If you’re looking for Craig Thiman on a Saturday morning between February and October, you’re most likely to find him on a construction site somewhere in northwest Atlanta.
And while Saturdays are technically part of his weekend, a day when he could be riding his road bike or relaxing after a busy week as a senior solutions consultant at NetSuite, Thiman says volunteering on a construction site is exactly where he wants to be.
For the last two years, Thiman has spent his Saturdays serving as a “house leader” with the northwest Atlanta affiliate of Habitat for Humanity. In this role, he oversees entire homebuilding sites, managing crew leaders and teaching volunteers with little to no construction experience how to frame and paint a home.
Thiman started as a volunteer with Habitat for Humanity in Atlanta close to 10 years ago, and was introduced to his local chapter, the Northwest Atlanta Habitat for Humanity, while on a corporate build day with his former company. He ended up striking up a friendship with the house leader who asked him if he would stay on for the rest of the build season. It wasn’t long after that, Thiman says, that he was invited to attend construction meetings and asked to become a team leader, where he would be responsible for leading a small group of 5-7 volunteers during Saturday builds.
When people ask Thiman why he dedicates so much of his free time to Habitat for Humanity, his answer is that “my kids are grown, I don’t have a lot of expensive hobbies, and it’s my way of giving back to my community.” He also sees his work with Habitat for Humanity as an excellent way to be social and meet people in the community.
“You get pretty close to someone when you’re building with them nine Saturdays in a row on a house,” he said.
Thiman also says, the experience of building alongside of the people who will eventually live in the homes he is building gives him perspective about how fortunate he is.
He tells the story of an inspiring woman he met on a construction site, a disabled army veteran in her 20s who was helping to build the home her and her daughter would purchase from Habitat for Humanity. Thiman says her attitude, drive and the obstacles she had overcome were unbelievable.
“Speaking for myself, people get caught up in the day-to-day things that are frustrating or annoying to them,” said Thiman. “In the big scheme of things, if you’ve got a decent job and your making okay money and don’t have to worry about day-to-day finances, you’re doing okay.”

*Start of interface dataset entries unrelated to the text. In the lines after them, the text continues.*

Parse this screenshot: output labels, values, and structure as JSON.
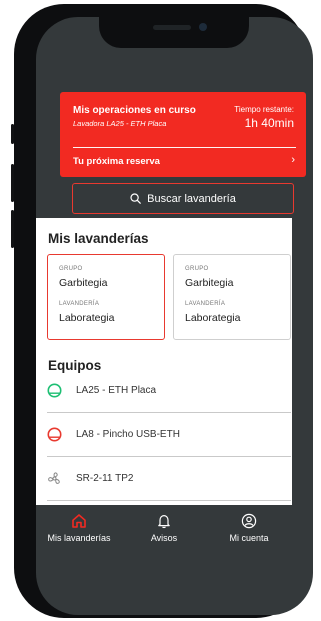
{
  "operations": {
    "title": "Mis operaciones en curso",
    "device": "Lavadora LA25 - ETH Placa",
    "time_label": "Tiempo restante:",
    "time_value": "1h 40min",
    "next_reservation": "Tu próxima reserva",
    "chevron": "›"
  },
  "search": {
    "label": "Buscar lavandería",
    "icon": "search-icon"
  },
  "laundries": {
    "title": "Mis lavanderías",
    "cards": [
      {
        "group_caption": "GRUPO",
        "group": "Garbitegia",
        "laundry_caption": "LAVANDERÍA",
        "laundry": "Laborategia",
        "selected": true
      },
      {
        "group_caption": "GRUPO",
        "group": "Garbitegia",
        "laundry_caption": "LAVANDERÍA",
        "laundry": "Laborategia",
        "selected": false
      }
    ]
  },
  "equipment": {
    "title": "Equipos",
    "items": [
      {
        "label": "LA25 - ETH Placa",
        "icon": "washer-status-icon",
        "color": "#1dbf73"
      },
      {
        "label": "LA8 - Pincho USB-ETH",
        "icon": "washer-status-icon",
        "color": "#e8392f"
      },
      {
        "label": "SR-2-11 TP2",
        "icon": "dryer-fan-icon",
        "color": "#888888"
      }
    ]
  },
  "nav": {
    "items": [
      {
        "label": "Mis lavanderías",
        "icon": "home-icon",
        "active": true
      },
      {
        "label": "Avisos",
        "icon": "bell-icon",
        "active": false
      },
      {
        "label": "Mi cuenta",
        "icon": "account-icon",
        "active": false
      }
    ]
  },
  "colors": {
    "accent": "#f22a22",
    "dark": "#34393b",
    "success": "#1dbf73"
  }
}
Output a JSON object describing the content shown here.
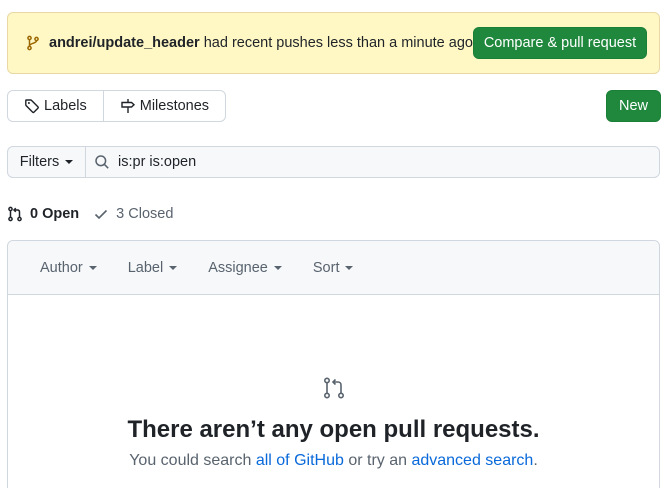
{
  "banner": {
    "branch": "andrei/update_header",
    "message": "had recent pushes less than a minute ago",
    "button_label": "Compare & pull request"
  },
  "nav": {
    "labels_label": "Labels",
    "milestones_label": "Milestones",
    "new_label": "New"
  },
  "filter": {
    "filters_label": "Filters",
    "query": "is:pr is:open"
  },
  "states": {
    "open_label": "0 Open",
    "closed_label": "3 Closed"
  },
  "table_header": {
    "author": "Author",
    "label": "Label",
    "assignee": "Assignee",
    "sort": "Sort"
  },
  "blankslate": {
    "title": "There aren’t any open pull requests.",
    "text_before": "You could search ",
    "link1": "all of GitHub",
    "text_middle": " or try an ",
    "link2": "advanced search",
    "text_after": "."
  },
  "colors": {
    "banner_bg": "#fff8c5",
    "primary_green": "#1f883d",
    "link_blue": "#0969da",
    "muted": "#59636e",
    "branch_icon": "#9a6700"
  },
  "icons": [
    "git-branch-icon",
    "tag-icon",
    "milestone-icon",
    "search-icon",
    "git-pull-request-icon",
    "check-icon"
  ]
}
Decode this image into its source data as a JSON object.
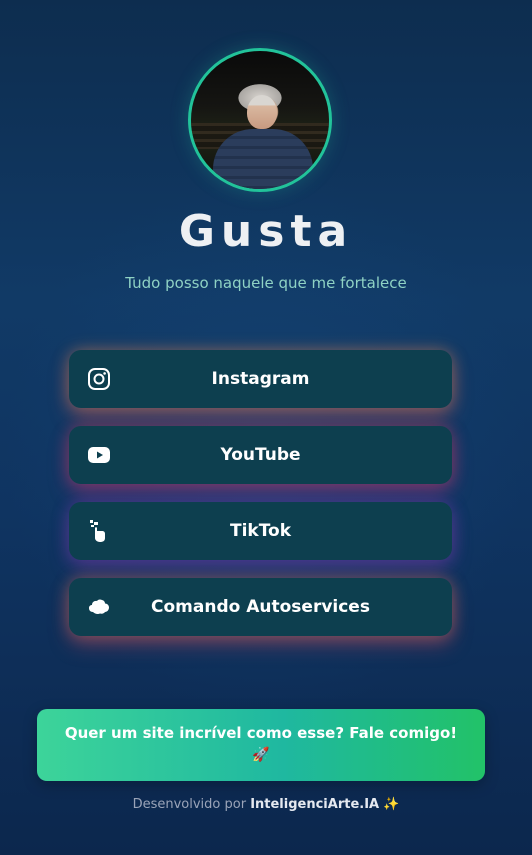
{
  "profile": {
    "name": "Gusta",
    "bio": "Tudo posso naquele que me fortalece"
  },
  "links": [
    {
      "label": "Instagram",
      "icon": "instagram-icon"
    },
    {
      "label": "YouTube",
      "icon": "youtube-icon"
    },
    {
      "label": "TikTok",
      "icon": "tiktok-icon"
    },
    {
      "label": "Comando Autoservices",
      "icon": "cloud-icon"
    }
  ],
  "cta": {
    "text": "Quer um site incrível como esse? Fale comigo!",
    "emoji": "🚀"
  },
  "footer": {
    "prefix": "Desenvolvido por",
    "brand": "InteligenciArte.IA",
    "sparkle": "✨"
  },
  "colors": {
    "accent": "#22c39a",
    "button_bg": "#0d3f4f",
    "bio_text": "#8fd2c4",
    "cta_start": "#3dd49a",
    "cta_end": "#22c268"
  }
}
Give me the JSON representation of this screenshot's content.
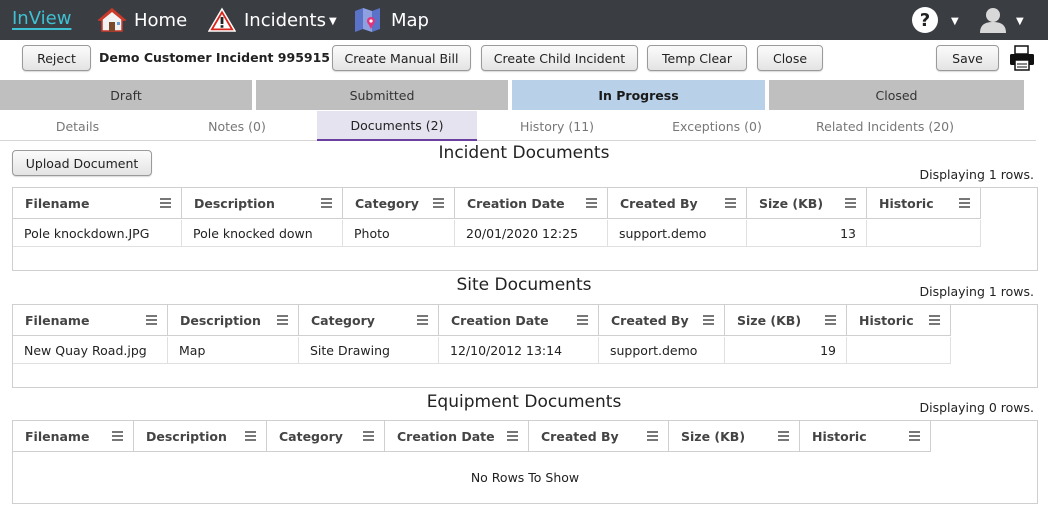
{
  "nav": {
    "brand": "InView",
    "home": "Home",
    "incidents": "Incidents",
    "map": "Map"
  },
  "toolbar": {
    "reject": "Reject",
    "incident_title": "Demo Customer Incident 995915",
    "create_manual_bill": "Create Manual Bill",
    "create_child_incident": "Create Child Incident",
    "temp_clear": "Temp Clear",
    "close": "Close",
    "save": "Save"
  },
  "statuses": [
    "Draft",
    "Submitted",
    "In Progress",
    "Closed"
  ],
  "tabs": [
    "Details",
    "Notes (0)",
    "Documents (2)",
    "History (11)",
    "Exceptions (0)",
    "Related Incidents (20)"
  ],
  "colors": {
    "nav_bg": "#3a3d42",
    "brand": "#3ec1d3",
    "status_active": "#b9d1e8",
    "tab_active_underline": "#6a3fa0",
    "warning_red": "#d9261c"
  },
  "sections": {
    "incident": {
      "title": "Incident Documents",
      "displaying": "Displaying 1 rows.",
      "columns": [
        "Filename",
        "Description",
        "Category",
        "Creation Date",
        "Created By",
        "Size (KB)",
        "Historic"
      ],
      "rows": [
        [
          "Pole knockdown.JPG",
          "Pole knocked down",
          "Photo",
          "20/01/2020 12:25",
          "support.demo",
          "13",
          ""
        ]
      ]
    },
    "site": {
      "title": "Site Documents",
      "displaying": "Displaying 1 rows.",
      "columns": [
        "Filename",
        "Description",
        "Category",
        "Creation Date",
        "Created By",
        "Size (KB)",
        "Historic"
      ],
      "rows": [
        [
          "New Quay Road.jpg",
          "Map",
          "Site Drawing",
          "12/10/2012 13:14",
          "support.demo",
          "19",
          ""
        ]
      ]
    },
    "equipment": {
      "title": "Equipment Documents",
      "displaying": "Displaying 0 rows.",
      "columns": [
        "Filename",
        "Description",
        "Category",
        "Creation Date",
        "Created By",
        "Size (KB)",
        "Historic"
      ],
      "no_rows": "No Rows To Show"
    }
  },
  "upload_button": "Upload Document"
}
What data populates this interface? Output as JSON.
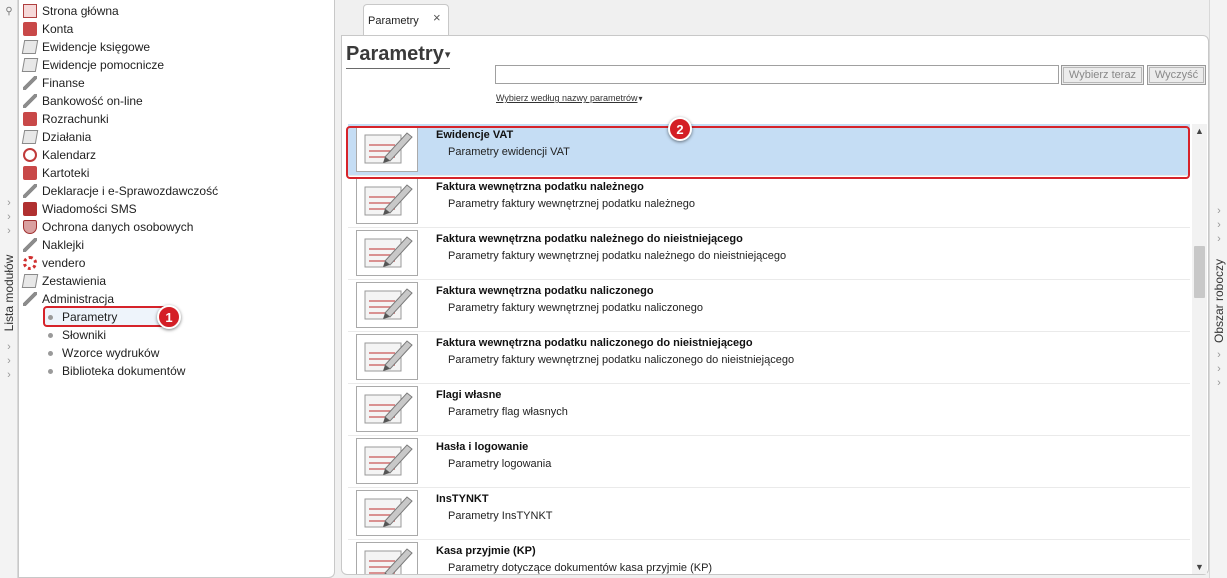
{
  "left_strip": {
    "label": "Lista modułów"
  },
  "right_strip": {
    "label": "Obszar roboczy"
  },
  "modules": [
    {
      "label": "Strona główna",
      "icon": "home-icon"
    },
    {
      "label": "Konta",
      "icon": "accounts-icon"
    },
    {
      "label": "Ewidencje księgowe",
      "icon": "ledger-icon"
    },
    {
      "label": "Ewidencje pomocnicze",
      "icon": "ledger-icon"
    },
    {
      "label": "Finanse",
      "icon": "finance-icon"
    },
    {
      "label": "Bankowość on-line",
      "icon": "bank-icon"
    },
    {
      "label": "Rozrachunki",
      "icon": "settlements-icon"
    },
    {
      "label": "Działania",
      "icon": "actions-icon"
    },
    {
      "label": "Kalendarz",
      "icon": "calendar-icon"
    },
    {
      "label": "Kartoteki",
      "icon": "records-icon"
    },
    {
      "label": "Deklaracje i e-Sprawozdawczość",
      "icon": "declarations-icon"
    },
    {
      "label": "Wiadomości SMS",
      "icon": "sms-icon"
    },
    {
      "label": "Ochrona danych osobowych",
      "icon": "shield-icon"
    },
    {
      "label": "Naklejki",
      "icon": "sticker-icon"
    },
    {
      "label": "vendero",
      "icon": "vendero-icon"
    },
    {
      "label": "Zestawienia",
      "icon": "reports-icon"
    },
    {
      "label": "Administracja",
      "icon": "admin-icon"
    }
  ],
  "admin_sub": [
    {
      "label": "Parametry"
    },
    {
      "label": "Słowniki"
    },
    {
      "label": "Wzorce wydruków"
    },
    {
      "label": "Biblioteka dokumentów"
    }
  ],
  "badges": {
    "one": "1",
    "two": "2"
  },
  "tab": {
    "label": "Parametry",
    "close": "×"
  },
  "page": {
    "title": "Parametry",
    "caret": "▾"
  },
  "search": {
    "value": "",
    "placeholder": ""
  },
  "buttons": {
    "select_now": "Wybierz teraz",
    "clear": "Wyczyść"
  },
  "filter": {
    "label": "Wybierz według nazwy parametrów",
    "caret": "▾"
  },
  "params": [
    {
      "title": "Ewidencje VAT",
      "desc": "Parametry ewidencji VAT",
      "selected": true
    },
    {
      "title": "Faktura wewnętrzna podatku należnego",
      "desc": "Parametry faktury wewnętrznej podatku należnego"
    },
    {
      "title": "Faktura wewnętrzna podatku należnego do nieistniejącego",
      "desc": "Parametry faktury wewnętrznej podatku należnego do nieistniejącego"
    },
    {
      "title": "Faktura wewnętrzna podatku naliczonego",
      "desc": "Parametry faktury wewnętrznej podatku naliczonego"
    },
    {
      "title": "Faktura wewnętrzna podatku naliczonego do nieistniejącego",
      "desc": "Parametry faktury wewnętrznej podatku naliczonego do nieistniejącego"
    },
    {
      "title": "Flagi własne",
      "desc": "Parametry flag własnych"
    },
    {
      "title": "Hasła i logowanie",
      "desc": "Parametry logowania"
    },
    {
      "title": "InsTYNKT",
      "desc": "Parametry InsTYNKT"
    },
    {
      "title": "Kasa przyjmie (KP)",
      "desc": "Parametry dotyczące dokumentów kasa przyjmie (KP)"
    }
  ],
  "colors": {
    "accent_red": "#d6232a",
    "selection": "#c5ddf4"
  }
}
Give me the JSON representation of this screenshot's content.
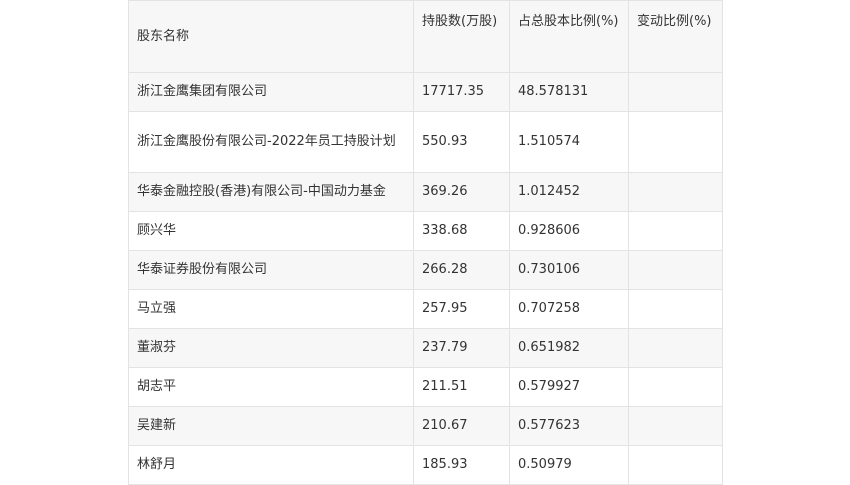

Habitat for Humanity is dedicated to creating safe, decent affordable homes around the world. Since its founding in Georgia in 1976, it has built and repaired more than 600,000 homes. What many people don’t know about Habitat for Humanity’s model of homeownership is that families actually purchase their home, it’s not given to them for free. The amount they pay is based on their income and family size. Another thing that people don’t often know, is that families who purchase a home from Habitat for Humanity must spend 200 hours working on the construction of their home and another Habitat home, a requirement known as “sweat equity.”
Thiman tells another story about running into a Habitat homeowner who he had built alongside two years prior.
“He was gushing, saying that the home was the best thing that had ever happened to him and his family, that he would never forget me,” Thiman said.
Thiman considers these experiences icing on the cake. What really keeps him coming back each Saturday, is he believes giving back “is the right thing to do.”
While Thiman’s volunteer commitment to Habitat for Humanity far exceeds the 16 hours he is granted as part of NetSuite’s Volunteer Time Off policy, his story is a good reminder to each of us to take advantage of our own local opportunities to give back!